Readership

Provides extensive information for firms that wish to participate in Department of Energy programs to clean up nuclear waste.

Table of Contents

Introduction Overview Funding Regulatory Considerations Department of Energy (DOE) Organization How to Get Involved Nuclear Waste Categories Department of Energy (DOE) Locations Other Locations Storage and Disposal Soils and Sediments Thermal Processes Radionuclides in Water Decontamination, Decommissioning, and Recycling Buried Waste Immobilization Mill Tailings High-Level Wastes Mixed Wastes Low-Level Wastes Appendix I: Long Term DOE Expenditures Appendix II: DOE Addresses and Telephone Numbers Appendix III: Foreign Nuclear Organizations Appendix IV: Acronyms Bibliography Index

Details

No. of pages:
471
Language:
English
Copyright:
© 1995
Published:
Imprint:
William Andrew
eBook ISBN:
9780815518457
Print ISBN:
9780815513810

About the author

Robert Noyes

Affiliations and Expertise

Noyes Publications

Reviews

One of the largest, most complicated and expensive environmental problems in the United States is the cleanup of nuclear wastes. The US Department of Energy (DOE) has approximately 4,000 contaminated sites covering tens of thousands of acres and replete with contaminated hazardous or radioactive waste, soil, or structures.
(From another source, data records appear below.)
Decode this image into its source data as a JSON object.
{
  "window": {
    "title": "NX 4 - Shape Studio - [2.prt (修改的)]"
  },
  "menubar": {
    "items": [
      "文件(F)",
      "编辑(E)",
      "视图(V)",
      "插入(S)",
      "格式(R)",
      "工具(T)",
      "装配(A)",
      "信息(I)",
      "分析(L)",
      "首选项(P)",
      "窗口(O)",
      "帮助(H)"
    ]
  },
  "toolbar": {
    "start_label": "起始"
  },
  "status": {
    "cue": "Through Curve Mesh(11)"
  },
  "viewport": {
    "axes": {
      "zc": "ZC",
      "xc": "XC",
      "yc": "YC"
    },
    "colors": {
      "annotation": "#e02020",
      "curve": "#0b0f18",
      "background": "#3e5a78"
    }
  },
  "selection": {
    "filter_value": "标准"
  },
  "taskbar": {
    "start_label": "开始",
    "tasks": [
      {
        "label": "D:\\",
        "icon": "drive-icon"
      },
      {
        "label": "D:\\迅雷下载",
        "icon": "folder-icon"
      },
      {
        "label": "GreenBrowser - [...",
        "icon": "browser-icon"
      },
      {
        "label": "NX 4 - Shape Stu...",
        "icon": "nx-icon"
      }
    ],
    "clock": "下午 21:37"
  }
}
In addition to high-level waste, it has more than 250,000 cubic meters of transuranic waste and millions of cubic meters of low-level radio-active waste. In addition, DOE is responsible for thousands of facilities awaiting decontamination, decommissioning, and dismantling. DOE and its predecessors have been involved in the management of radioactive wastes since 1943, when such wastes were first generated in significant quantities as by-products of nuclear weapons production. Waste connected with DOE's nuclear weapons complex has been accumulating as a result of various operations spanning over five decades. The cost estimates for nuclear waste cleanup in the United States have been rapidly rising. It has recently been estimated to be in a range from $200 to $350 billion. Costs could vary considerably based on future philosophies as to whether to isolate certain sites (the ""iron fence"" philosophy), or clean them up to a pristine condition (the ""greenfields"" philosophy). Funding will also be based on Congressional action that may reduce environmental cleanup, based on budget considerations.